■ WORK TASK ■
Reproduce each entry exactly, so that everything except the pictures is carried over.
[DATA FOR PROCESSING — start]
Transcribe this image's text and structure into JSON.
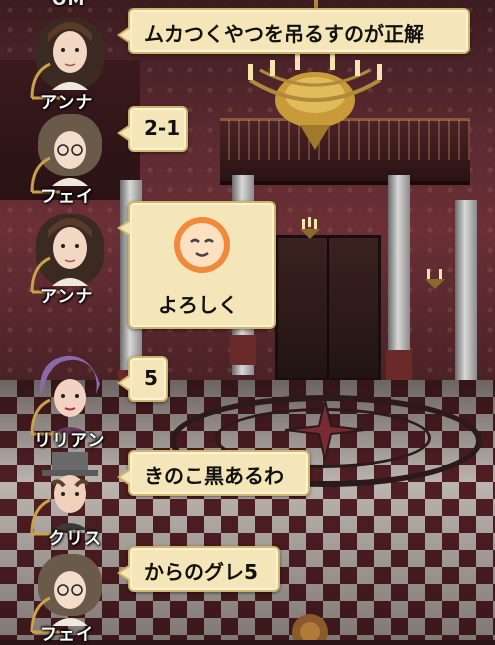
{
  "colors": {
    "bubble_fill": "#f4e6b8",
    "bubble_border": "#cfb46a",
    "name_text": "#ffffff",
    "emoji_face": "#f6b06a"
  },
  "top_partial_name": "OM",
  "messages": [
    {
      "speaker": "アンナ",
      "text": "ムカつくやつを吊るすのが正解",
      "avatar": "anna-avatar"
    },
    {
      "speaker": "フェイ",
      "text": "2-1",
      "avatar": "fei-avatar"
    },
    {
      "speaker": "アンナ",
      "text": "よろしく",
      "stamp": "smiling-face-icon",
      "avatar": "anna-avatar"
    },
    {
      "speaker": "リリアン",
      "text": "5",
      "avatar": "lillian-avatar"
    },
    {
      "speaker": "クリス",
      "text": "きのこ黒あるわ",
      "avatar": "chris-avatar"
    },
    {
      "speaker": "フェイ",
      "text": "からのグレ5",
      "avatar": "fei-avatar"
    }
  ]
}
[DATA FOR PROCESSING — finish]
■ THE COMPLETED TASK ■
Transcribe this image's text and structure into JSON.
{
  "colors": {
    "bubble_fill": "#f4e6b8",
    "bubble_border": "#cfb46a",
    "name_text": "#ffffff",
    "emoji_face": "#f6b06a"
  },
  "top_partial_name": "OM",
  "messages": [
    {
      "speaker": "アンナ",
      "text": "ムカつくやつを吊るすのが正解",
      "avatar": "anna-avatar"
    },
    {
      "speaker": "フェイ",
      "text": "2-1",
      "avatar": "fei-avatar"
    },
    {
      "speaker": "アンナ",
      "text": "よろしく",
      "stamp": "smiling-face-icon",
      "avatar": "anna-avatar"
    },
    {
      "speaker": "リリアン",
      "text": "5",
      "avatar": "lillian-avatar"
    },
    {
      "speaker": "クリス",
      "text": "きのこ黒あるわ",
      "avatar": "chris-avatar"
    },
    {
      "speaker": "フェイ",
      "text": "からのグレ5",
      "avatar": "fei-avatar"
    }
  ]
}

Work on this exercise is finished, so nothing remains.